Activity: Each line of the records below that holds "Королев" should be returned.

--- START ---

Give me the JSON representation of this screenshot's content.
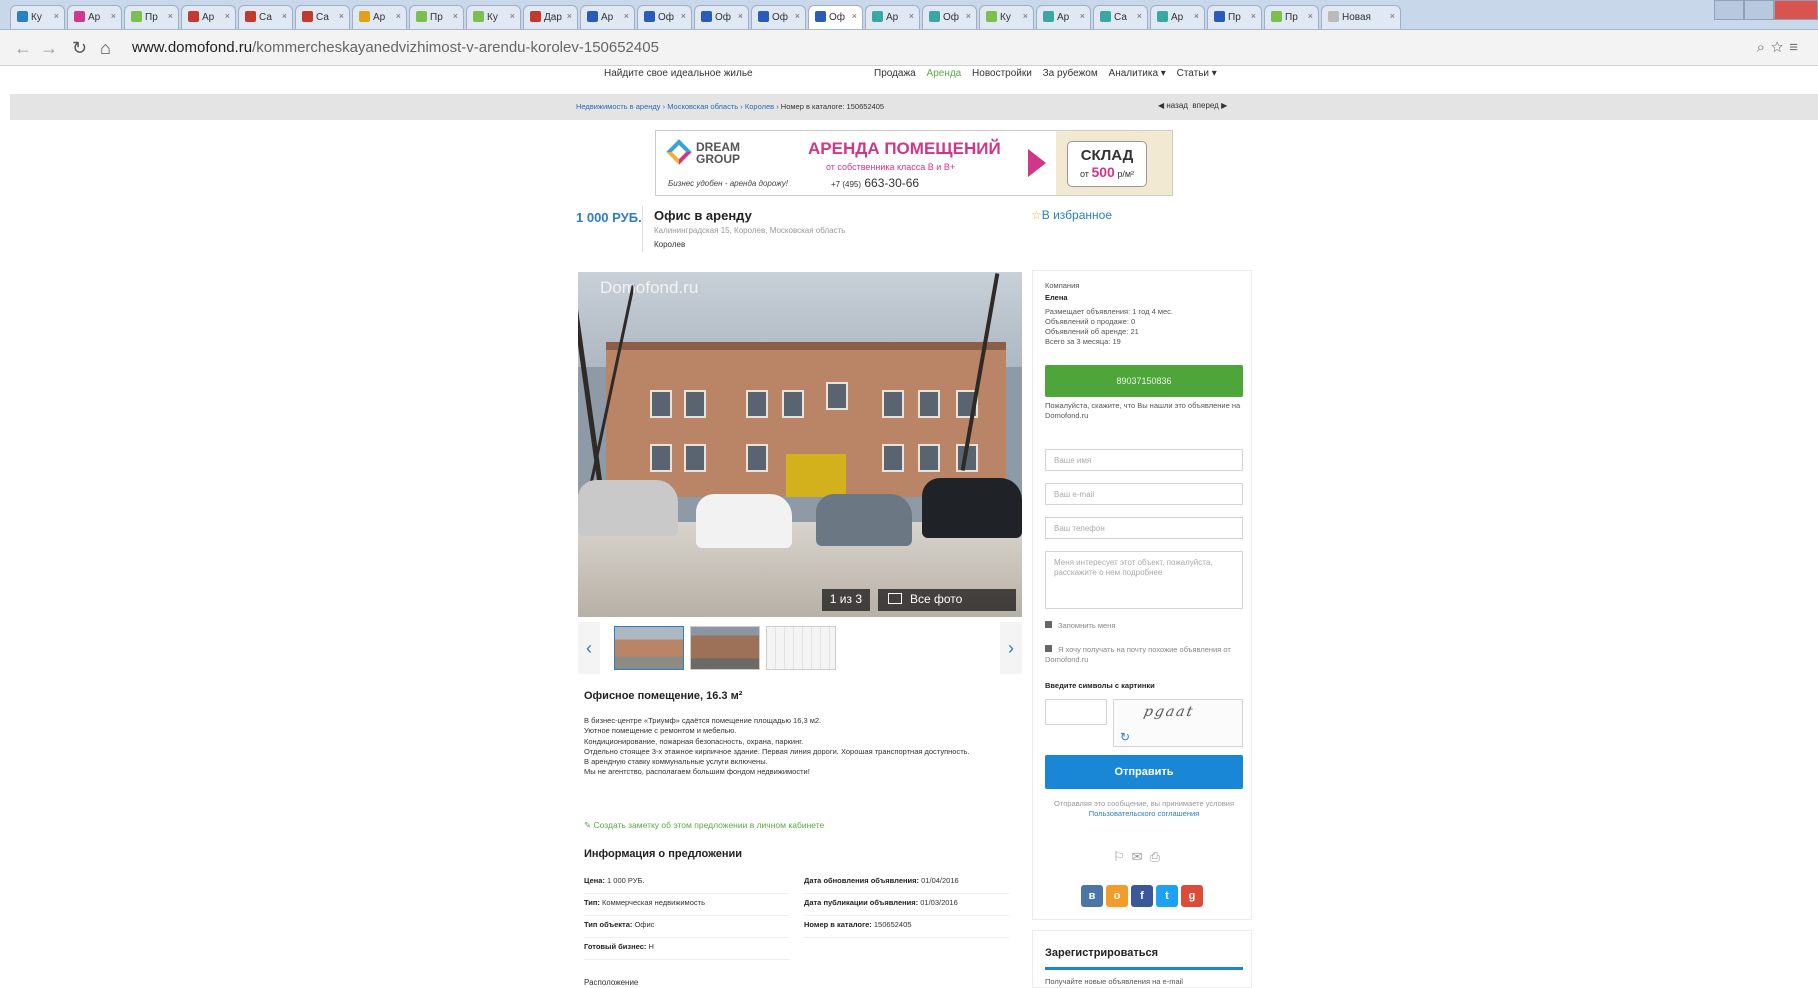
{
  "browser": {
    "tabs": [
      {
        "title": "Ку",
        "color": "#2a7fc5"
      },
      {
        "title": "Ар",
        "color": "#d0368a"
      },
      {
        "title": "Пр",
        "color": "#7cbf4f"
      },
      {
        "title": "Ар",
        "color": "#c23a2e"
      },
      {
        "title": "Са",
        "color": "#c23a2e"
      },
      {
        "title": "Са",
        "color": "#c23a2e"
      },
      {
        "title": "Ар",
        "color": "#e0a21a"
      },
      {
        "title": "Пр",
        "color": "#7cbf4f"
      },
      {
        "title": "Ку",
        "color": "#7cbf4f"
      },
      {
        "title": "Дар",
        "color": "#c23a2e"
      },
      {
        "title": "Ар",
        "color": "#2a5bb8"
      },
      {
        "title": "Оф",
        "color": "#2a5bb8"
      },
      {
        "title": "Оф",
        "color": "#2a5bb8"
      },
      {
        "title": "Оф",
        "color": "#2a5bb8"
      },
      {
        "title": "Оф",
        "color": "#2a5bb8",
        "active": true
      },
      {
        "title": "Ар",
        "color": "#3aa7a0"
      },
      {
        "title": "Оф",
        "color": "#3aa7a0"
      },
      {
        "title": "Ку",
        "color": "#7cbf4f"
      },
      {
        "title": "Ар",
        "color": "#3aa7a0"
      },
      {
        "title": "Са",
        "color": "#3aa7a0"
      },
      {
        "title": "Ар",
        "color": "#3aa7a0"
      },
      {
        "title": "Пр",
        "color": "#2a5bb8"
      },
      {
        "title": "Пр",
        "color": "#7cbf4f"
      },
      {
        "title": "Новая",
        "color": "#bbbbbb"
      }
    ],
    "url_host": "www.domofond.ru",
    "url_path": "/kommercheskayanedvizhimost-v-arendu-korolev-150652405"
  },
  "header": {
    "tagline": "Найдите свое идеальное жилье",
    "nav": [
      "Продажа",
      "Аренда",
      "Новостройки",
      "За рубежом",
      "Аналитика ▾",
      "Статьи ▾"
    ],
    "active_nav": "Аренда"
  },
  "breadcrumbs": {
    "items": [
      "Недвижимость в аренду",
      "Московская область",
      "Королев"
    ],
    "last": "Номер в каталоге: 150652405",
    "prev": "назад",
    "next": "вперед"
  },
  "banner": {
    "brand_line1": "DREAM",
    "brand_line2": "GROUP",
    "slogan": "Бизнес удобен - аренда дорожу!",
    "headline": "АРЕНДА ПОМЕЩЕНИЙ",
    "subline": "от собственника класса B и B+",
    "phone_prefix": "+7 (495)",
    "phone_number": "663-30-66",
    "warehouse": "СКЛАД",
    "from": "от",
    "price": "500",
    "unit": "р/м²"
  },
  "listing": {
    "price": "1 000 РУБ.",
    "title": "Офис в аренду",
    "address": "Калининградская 15, Королев, Московская область",
    "city": "Королев",
    "favorite": "В избранное",
    "photo_watermark": "Domofond.ru",
    "photo_counter": "1 из 3",
    "all_photos": "Все фото",
    "description_title": "Офисное помещение, 16.3 м²",
    "description_lines": [
      "В бизнес-центре «Триумф» сдаётся помещение площадью 16,3 м2.",
      "Уютное помещение с ремонтом и мебелью.",
      "Кондиционирование, пожарная безопасность, охрана, паркинг.",
      "Отдельно стоящее 3-х этажное кирпичное здание. Первая линия дороги. Хорошая транспортная доступность.",
      "В арендную ставку коммунальные услуги включены.",
      "Мы не агентство, располагаем большим фондом недвижимости!"
    ],
    "note_link": "Создать заметку об этом предложении в личном кабинете",
    "info_title": "Информация о предложении",
    "info": [
      {
        "label": "Цена:",
        "value": "1 000 РУБ."
      },
      {
        "label": "Дата обновления объявления:",
        "value": "01/04/2016"
      },
      {
        "label": "Тип:",
        "value": "Коммерческая недвижимость"
      },
      {
        "label": "Дата публикации объявления:",
        "value": "01/03/2016"
      },
      {
        "label": "Тип объекта:",
        "value": "Офис"
      },
      {
        "label": "Номер в каталоге:",
        "value": "150652405"
      },
      {
        "label": "Готовый бизнес:",
        "value": "Н"
      }
    ],
    "more_label": "Расположение"
  },
  "sidebar": {
    "company_label": "Компания",
    "company_name": "Елена",
    "stats": [
      "Размещает объявления: 1 год 4 мес.",
      "Объявлений о продаже: 0",
      "Объявлений об аренде: 21",
      "Всего за 3 месяца: 19"
    ],
    "phone_button": "89037150836",
    "phone_hint": "Пожалуйста, скажите, что Вы нашли это объявление на Domofond.ru",
    "name_placeholder": "Ваше имя",
    "email_placeholder": "Ваш e-mail",
    "phone_placeholder": "Ваш телефон",
    "message_placeholder": "Меня интересует этот объект, пожалуйста, расскажите о нем подробнее",
    "remember_label": "Запомнить меня",
    "subscribe_label": "Я хочу получать на почту похожие объявления от Domofond.ru",
    "captcha_label": "Введите символы с картинки",
    "captcha_text": "pgaat",
    "send_button": "Отправить",
    "terms_text": "Отправляя это сообщение, вы принимаете условия",
    "terms_link": "Пользовательского соглашения",
    "register_title": "Зарегистрироваться",
    "register_sub": "Получайте новые объявления на e-mail"
  },
  "colors": {
    "brand_blue": "#2a7fc5",
    "call_green": "#4ea63a",
    "send_blue": "#1a86d6",
    "banner_pink": "#d0368a"
  }
}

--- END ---

Solution to the exercise:
      "Королев"
    "address": "Калининградская 15, Королев, Московская область",
    "city": "Королев",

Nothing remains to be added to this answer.